§ **Aim of the task**:
In the listing that follows, count every line holding the word "JSON" and give only the count.
[Records for this exercise — start]
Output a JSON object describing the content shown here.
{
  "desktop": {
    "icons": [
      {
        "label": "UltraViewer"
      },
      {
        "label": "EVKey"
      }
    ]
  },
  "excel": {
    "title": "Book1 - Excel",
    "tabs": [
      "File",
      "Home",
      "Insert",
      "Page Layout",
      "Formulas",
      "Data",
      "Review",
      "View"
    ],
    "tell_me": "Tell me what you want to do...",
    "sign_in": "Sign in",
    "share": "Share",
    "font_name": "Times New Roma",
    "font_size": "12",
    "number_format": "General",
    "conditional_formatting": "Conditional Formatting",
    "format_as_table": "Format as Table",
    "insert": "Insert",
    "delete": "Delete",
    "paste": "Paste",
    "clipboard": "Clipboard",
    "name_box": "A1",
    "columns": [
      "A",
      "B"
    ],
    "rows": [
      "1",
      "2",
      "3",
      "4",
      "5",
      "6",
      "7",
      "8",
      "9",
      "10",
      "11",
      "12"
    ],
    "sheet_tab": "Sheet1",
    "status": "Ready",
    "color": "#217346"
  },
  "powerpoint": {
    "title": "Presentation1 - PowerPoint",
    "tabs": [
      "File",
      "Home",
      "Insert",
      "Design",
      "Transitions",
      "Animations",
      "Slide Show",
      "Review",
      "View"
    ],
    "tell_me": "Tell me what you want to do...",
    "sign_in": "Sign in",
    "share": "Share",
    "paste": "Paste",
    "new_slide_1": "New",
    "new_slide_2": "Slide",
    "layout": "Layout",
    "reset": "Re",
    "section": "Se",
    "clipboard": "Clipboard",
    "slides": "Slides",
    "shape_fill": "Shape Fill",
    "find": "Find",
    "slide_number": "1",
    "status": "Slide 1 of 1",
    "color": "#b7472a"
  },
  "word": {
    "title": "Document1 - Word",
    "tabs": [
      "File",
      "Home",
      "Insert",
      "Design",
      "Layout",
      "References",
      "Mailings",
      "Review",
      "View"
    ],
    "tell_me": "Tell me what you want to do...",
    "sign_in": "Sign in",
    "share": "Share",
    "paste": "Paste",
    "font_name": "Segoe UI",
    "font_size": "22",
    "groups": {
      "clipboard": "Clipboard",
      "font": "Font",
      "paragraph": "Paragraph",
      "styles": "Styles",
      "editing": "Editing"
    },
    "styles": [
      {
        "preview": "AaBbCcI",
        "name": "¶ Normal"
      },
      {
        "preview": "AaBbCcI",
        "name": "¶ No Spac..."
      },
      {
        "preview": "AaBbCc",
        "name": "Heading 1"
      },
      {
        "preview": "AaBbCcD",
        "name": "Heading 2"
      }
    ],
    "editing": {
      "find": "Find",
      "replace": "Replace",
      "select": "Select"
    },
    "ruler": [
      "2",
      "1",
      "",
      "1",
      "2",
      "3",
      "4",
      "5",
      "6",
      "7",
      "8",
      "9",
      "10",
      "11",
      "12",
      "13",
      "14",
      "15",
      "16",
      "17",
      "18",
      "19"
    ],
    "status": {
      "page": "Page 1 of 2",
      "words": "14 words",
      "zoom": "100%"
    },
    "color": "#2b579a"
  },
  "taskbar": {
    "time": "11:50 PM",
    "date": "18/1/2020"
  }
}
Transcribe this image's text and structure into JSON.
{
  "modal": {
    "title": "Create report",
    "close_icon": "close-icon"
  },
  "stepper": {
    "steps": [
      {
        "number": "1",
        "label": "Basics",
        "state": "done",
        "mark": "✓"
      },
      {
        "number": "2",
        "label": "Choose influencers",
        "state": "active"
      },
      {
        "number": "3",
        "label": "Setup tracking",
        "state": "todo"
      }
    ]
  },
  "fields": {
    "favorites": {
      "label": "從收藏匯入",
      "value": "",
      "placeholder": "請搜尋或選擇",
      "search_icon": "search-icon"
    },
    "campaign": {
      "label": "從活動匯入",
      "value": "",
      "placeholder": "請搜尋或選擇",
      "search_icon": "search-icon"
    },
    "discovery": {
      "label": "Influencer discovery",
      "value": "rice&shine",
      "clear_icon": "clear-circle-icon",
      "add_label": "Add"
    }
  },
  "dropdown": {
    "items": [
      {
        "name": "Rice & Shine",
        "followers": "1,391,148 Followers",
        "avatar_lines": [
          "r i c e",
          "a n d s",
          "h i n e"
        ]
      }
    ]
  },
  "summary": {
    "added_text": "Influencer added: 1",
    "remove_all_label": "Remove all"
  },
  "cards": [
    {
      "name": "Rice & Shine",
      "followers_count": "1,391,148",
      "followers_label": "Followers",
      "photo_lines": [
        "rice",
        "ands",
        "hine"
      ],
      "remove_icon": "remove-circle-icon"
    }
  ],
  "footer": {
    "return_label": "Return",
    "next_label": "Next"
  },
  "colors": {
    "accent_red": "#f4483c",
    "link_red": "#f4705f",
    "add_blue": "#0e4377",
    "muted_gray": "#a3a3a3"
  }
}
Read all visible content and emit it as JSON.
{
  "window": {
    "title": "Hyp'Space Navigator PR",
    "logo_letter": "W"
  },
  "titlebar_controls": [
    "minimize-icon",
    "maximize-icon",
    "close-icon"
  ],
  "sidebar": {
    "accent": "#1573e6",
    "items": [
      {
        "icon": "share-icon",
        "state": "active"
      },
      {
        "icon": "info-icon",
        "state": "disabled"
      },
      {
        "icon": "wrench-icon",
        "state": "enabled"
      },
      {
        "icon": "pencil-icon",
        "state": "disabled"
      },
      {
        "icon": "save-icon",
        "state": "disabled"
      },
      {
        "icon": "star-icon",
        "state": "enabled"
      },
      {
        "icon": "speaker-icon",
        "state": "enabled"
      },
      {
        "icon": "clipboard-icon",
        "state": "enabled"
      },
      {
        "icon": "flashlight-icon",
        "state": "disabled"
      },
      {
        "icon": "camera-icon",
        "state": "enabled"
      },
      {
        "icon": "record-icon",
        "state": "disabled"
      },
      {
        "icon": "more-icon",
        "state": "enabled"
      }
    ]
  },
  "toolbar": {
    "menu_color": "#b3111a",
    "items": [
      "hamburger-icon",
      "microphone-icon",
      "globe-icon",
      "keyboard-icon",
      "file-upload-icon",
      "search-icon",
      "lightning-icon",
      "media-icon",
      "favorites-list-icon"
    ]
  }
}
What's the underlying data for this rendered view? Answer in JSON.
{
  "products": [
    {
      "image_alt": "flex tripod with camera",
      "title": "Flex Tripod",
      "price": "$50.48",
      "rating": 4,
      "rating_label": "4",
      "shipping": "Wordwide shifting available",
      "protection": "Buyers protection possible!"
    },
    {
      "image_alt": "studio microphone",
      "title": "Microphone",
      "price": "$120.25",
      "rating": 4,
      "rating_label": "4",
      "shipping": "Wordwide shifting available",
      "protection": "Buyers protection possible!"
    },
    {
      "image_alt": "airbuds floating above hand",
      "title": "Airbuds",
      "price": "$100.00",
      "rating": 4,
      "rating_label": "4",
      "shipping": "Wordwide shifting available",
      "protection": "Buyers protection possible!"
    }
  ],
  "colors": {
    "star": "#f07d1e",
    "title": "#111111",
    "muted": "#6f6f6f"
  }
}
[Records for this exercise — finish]
§ **Expected output**:
4